According to Trustwave SpiderLabs researchers, Anonymous Sudan is likely a sub-group of the pro-Russian Killnet threat group. There appears little if any evidence that the group is financially motivated, and the targets appear to mostly be those that Russia also opposes. The main Anonymous operations groups, such as they are these days, have disavowed any connection with Anonymous Sudan, the researchers say.

11/10 update: Heather Choi, an application security engineer at LogRhythm, adds to the evidence suggesting that Anonymous Sudan is affiliated with Killnet. "Since launching in January of 2023, Anonymous Sudan has claimed attacks across industries, targeting global organizations and agencies.," Choi says. It has been reported that, between January 1 and June 20, the threat actors accounted for 63% of DDoS attacks attributed to KillNet.

"While the attacks accredited to this group are often viewed as being politically or religiously motivated," Ian Nicholson, the incident response head at Pentest People, says, "there are also instances where this adversary has conducted attacks as a form of retaliation against messaging services which have restricted their communications."

ChatGPT DDoS Timeline
After users started complaining of ChatGPT being down, an OpenAI incident report was posted at 12:03 PST on November 8, which said the issue was being investigated.

Within 40 minutes, an additional posting to that incident report said that a fix had been implemented and that OpenAI was monitoring the results.

Unfortunately, the results weren’t that positive, as a further update with a 17:23 PST timestamp noted that “periodic outages” were still being experienced.

At 19:49 PST, OpenAI confirmed, “We are dealing with periodic outages due to an abnormal traffic pattern reflective of a DDoS attack.

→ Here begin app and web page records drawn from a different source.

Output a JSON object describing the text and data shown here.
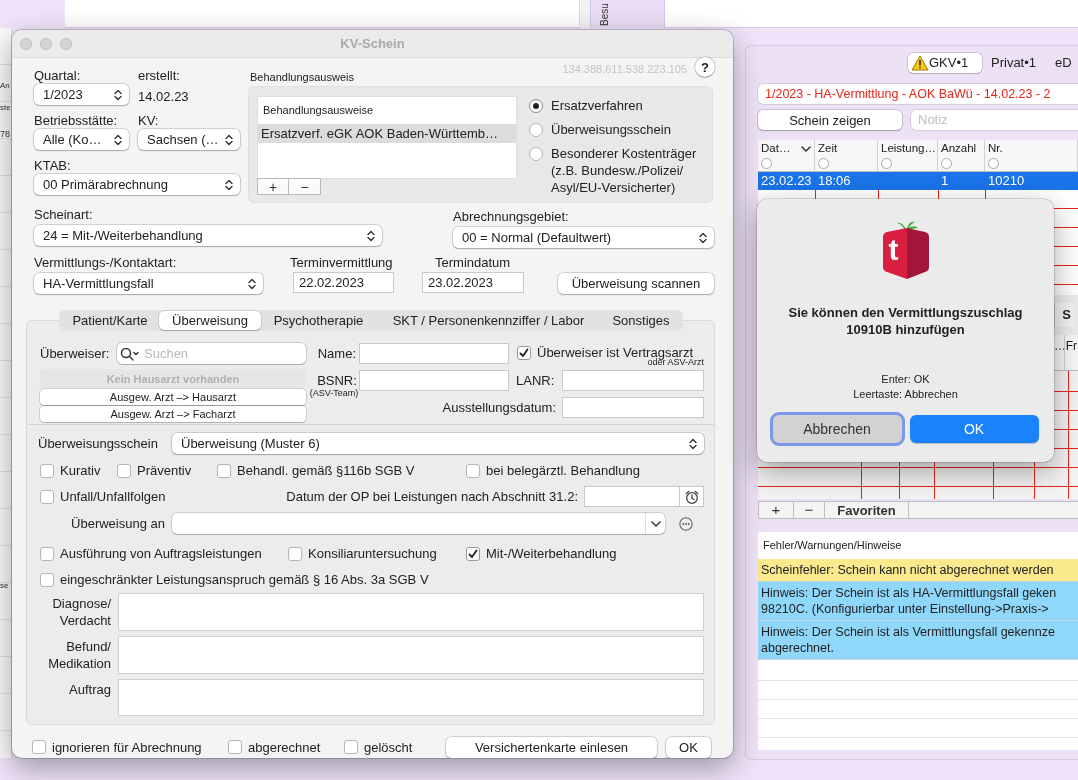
{
  "desktop": {
    "sidebar_fragments": [
      "An",
      "ste",
      "78",
      "se"
    ],
    "top_tab": "Besu"
  },
  "dialog": {
    "title": "KV-Schein",
    "quarter": {
      "label": "Quartal:",
      "value": "1/2023"
    },
    "created": {
      "label": "erstellt:",
      "value": "14.02.23"
    },
    "site": {
      "label": "Betriebsstätte:",
      "value": "Alle (Ko…"
    },
    "kv": {
      "label": "KV:",
      "value": "Sachsen (…"
    },
    "ktab": {
      "label": "KTAB:",
      "value": "00 Primärabrechnung"
    },
    "card_group": {
      "title": "Behandlungsausweis",
      "list_header": "Behandlungsausweise",
      "items": [
        {
          "text": "Ersatzverf. eGK AOK Baden-Württemb…",
          "selected": true
        }
      ],
      "buttons": [
        "+",
        "−"
      ]
    },
    "version": "134.388.611.538.223.105",
    "help": "?",
    "card_modes": [
      {
        "lines": [
          "Ersatzverfahren"
        ],
        "selected": true
      },
      {
        "lines": [
          "Überweisungsschein"
        ],
        "selected": false
      },
      {
        "lines": [
          "Besonderer Kostenträger",
          "(z.B. Bundesw./Polizei/",
          "Asyl/EU-Versicherter)"
        ],
        "selected": false
      }
    ],
    "certificate_type": {
      "label": "Scheinart:",
      "value": "24 = Mit-/Weiterbehandlung"
    },
    "billing_area": {
      "label": "Abrechnungsgebiet:",
      "value": "00 = Normal (Defaultwert)"
    },
    "contact_type": {
      "label": "Vermittlungs-/Kontaktart:",
      "value": "HA-Vermittlungsfall"
    },
    "appointment_referral": {
      "label": "Terminvermittlung",
      "value": "22.02.2023"
    },
    "appointment_date": {
      "label": "Termindatum",
      "value": "23.02.2023"
    },
    "scan_button": "Überweisung scannen",
    "tabs": [
      {
        "label": "Patient/Karte",
        "selected": false
      },
      {
        "label": "Überweisung",
        "selected": true
      },
      {
        "label": "Psychotherapie",
        "selected": false
      },
      {
        "label": "SKT / Personenkennziffer / Labor",
        "selected": false
      },
      {
        "label": "Sonstiges",
        "selected": false
      }
    ],
    "referral": {
      "referrer_label": "Überweiser:",
      "search_placeholder": "Suchen",
      "doctor_buttons": [
        {
          "label": "Kein Hausarzt vorhanden",
          "disabled": true
        },
        {
          "label": "Ausgew. Arzt –> Hausarzt",
          "disabled": false
        },
        {
          "label": "Ausgew. Arzt –> Facharzt",
          "disabled": false
        }
      ],
      "name_label": "Name:",
      "contract_doctor": {
        "label": "Überweiser ist Vertragsarzt",
        "checked": true
      },
      "contract_doctor_note": "oder ASV-Arzt",
      "bsnr_label": "BSNR:",
      "bsnr_note": "(ASV-Team)",
      "lanr_label": "LANR:",
      "issue_date_label": "Ausstellungsdatum:",
      "form": {
        "label": "Überweisungsschein",
        "value": "Überweisung (Muster 6)"
      },
      "options_row_1": [
        {
          "label": "Kurativ",
          "checked": false
        },
        {
          "label": "Präventiv",
          "checked": false
        },
        {
          "label": "Behandl. gemäß §116b SGB V",
          "checked": false
        },
        {
          "label": "bei belegärztl. Behandlung",
          "checked": false
        }
      ],
      "accident": {
        "label": "Unfall/Unfallfolgen",
        "checked": false
      },
      "op_date_label": "Datum der OP bei Leistungen nach Abschnitt 31.2:",
      "referral_to_label": "Überweisung an",
      "options_row_2": [
        {
          "label": "Ausführung von Auftragsleistungen",
          "checked": false
        },
        {
          "label": "Konsiliaruntersuchung",
          "checked": false
        },
        {
          "label": "Mit-/Weiterbehandlung",
          "checked": true
        }
      ],
      "options_row_3": [
        {
          "label": "eingeschränkter Leistungsanspruch gemäß § 16 Abs. 3a SGB V",
          "checked": false
        }
      ],
      "text_areas": [
        {
          "label_lines": [
            "Diagnose/",
            "Verdacht"
          ]
        },
        {
          "label_lines": [
            "Befund/",
            "Medikation"
          ]
        },
        {
          "label_lines": [
            "Auftrag"
          ]
        }
      ]
    },
    "footer": {
      "checkboxes": [
        {
          "label": "ignorieren für Abrechnung",
          "checked": false
        },
        {
          "label": "abgerechnet",
          "checked": false
        },
        {
          "label": "gelöscht",
          "checked": false
        }
      ],
      "buttons": [
        "Versichertenkarte einlesen",
        "OK"
      ]
    }
  },
  "side": {
    "tabs": [
      {
        "label": "GKV•1",
        "selected": true,
        "warning": true
      },
      {
        "label": "Privat•1",
        "selected": false,
        "warning": false
      },
      {
        "label": "eD",
        "selected": false,
        "warning": false
      }
    ],
    "case_title": "1/2023 - HA-Vermittlung - AOK BaWü - 14.02.23 - 2",
    "show_button": "Schein zeigen",
    "note_placeholder": "Notiz",
    "columns": [
      "Dat…",
      "Zeit",
      "Leistung…",
      "Anzahl",
      "Nr."
    ],
    "rows": [
      {
        "date": "23.02.23",
        "time": "18:06",
        "count": "1",
        "number": "10210",
        "selected": true
      }
    ],
    "lower_panel": {
      "tab_fragment": "S",
      "column_fragments": [
        "…",
        "Fr"
      ]
    },
    "footer_buttons": [
      "+",
      "−"
    ],
    "favorites_tab": "Favoriten",
    "messages": {
      "title": "Fehler/Warnungen/Hinweise",
      "items": [
        {
          "kind": "error",
          "lines": [
            "Scheinfehler: Schein kann nicht abgerechnet werden"
          ]
        },
        {
          "kind": "hint",
          "lines": [
            "Hinweis: Der Schein ist als HA-Vermittlungsfall geken",
            "98210C. (Konfigurierbar unter Einstellung->Praxis->"
          ]
        },
        {
          "kind": "hint",
          "lines": [
            "Hinweis: Der Schein ist als Vermittlungsfall gekennze",
            "abgerechnet."
          ]
        }
      ]
    }
  },
  "alert": {
    "logo_text": "t",
    "message": "Sie können den Vermittlungszuschlag 10910B hinzufügen",
    "shortcuts": [
      "Enter: OK",
      "Leertaste: Abbrechen"
    ],
    "buttons": [
      {
        "label": "Abbrechen",
        "kind": "cancel",
        "focused": true
      },
      {
        "label": "OK",
        "kind": "default",
        "focused": false
      }
    ]
  }
}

We are continuing work to mitigate this.”

What Does ChatGPT Itself Have To Say?
I asked ChatGPT itself what caused the November 8 outages, just out of morbid curiosity more than anything, and it replied that it wasn’t aware of any. “If there were any issues, it must have been a blip in the digital cosmos that I missed,” the AI stated, adding, “Everything seems to be running smoothly now, though!” And, as evidenced by my question and the ChatGPT answer, it’s correct on that last point at least. I have, of course, approached OpenAI for a statement through the usual channels and will update this story in due course if the current silence is broken

 The Cybersecurity Expert View
“Cybercriminals attack from all angles and are incredibly fearless in their attempts. DDoS attacks are a clever way of targeting a company without having to hack the mainframe, yet the perpetrators can remain largely anonymous,” Jake Moore, the global cybersecurity advisor at security vendor ESET, says.

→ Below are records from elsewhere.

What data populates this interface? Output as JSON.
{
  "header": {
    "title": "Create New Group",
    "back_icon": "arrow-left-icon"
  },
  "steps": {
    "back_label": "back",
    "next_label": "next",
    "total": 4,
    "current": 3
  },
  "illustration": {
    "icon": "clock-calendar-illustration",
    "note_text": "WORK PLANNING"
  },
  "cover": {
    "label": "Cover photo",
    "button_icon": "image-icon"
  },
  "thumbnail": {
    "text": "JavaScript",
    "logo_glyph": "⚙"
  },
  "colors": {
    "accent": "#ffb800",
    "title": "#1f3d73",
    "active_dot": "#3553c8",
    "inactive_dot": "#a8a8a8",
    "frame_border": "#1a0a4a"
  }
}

Given that OpenAI remains one of the most talked about technology companies, and ChatGPT is a technology constantly in the news, the cyber-crosshairs will continue to focus on it. “All that can be done to future-proof their networks is to continue to expect the unexpected,” Moore concludes.

How Do You Defend Against Such DDoS Attacks?
11/10 update: As Donny Chong, a director at Nexusguard, confirms, DDoS attacks are getting larger, and threat actors are constantly evolving their methods to identify new attack vectors. "It is essential that organizations proactively adapt to meet evolving threats," Chong says, "implementing DDoS protection and ensuring that the right processes and people are in place to protect digital infrastructure from surging attacks." Failure to do so, Chong warns, can "wreak havoc on a company's reputation, customer base and bottom line." When it comes to the right processes, LogRhythm’s Choi suggests that in order for organizations to effectively defend themselves against these evolving DDoS attacks, they need to be proactive. “This includes reducing attack surfaces, caching (such as use the of a content delivery network), incorporating Anycast routing, rate limiting, and real-time threat monitoring,” Choi concludes.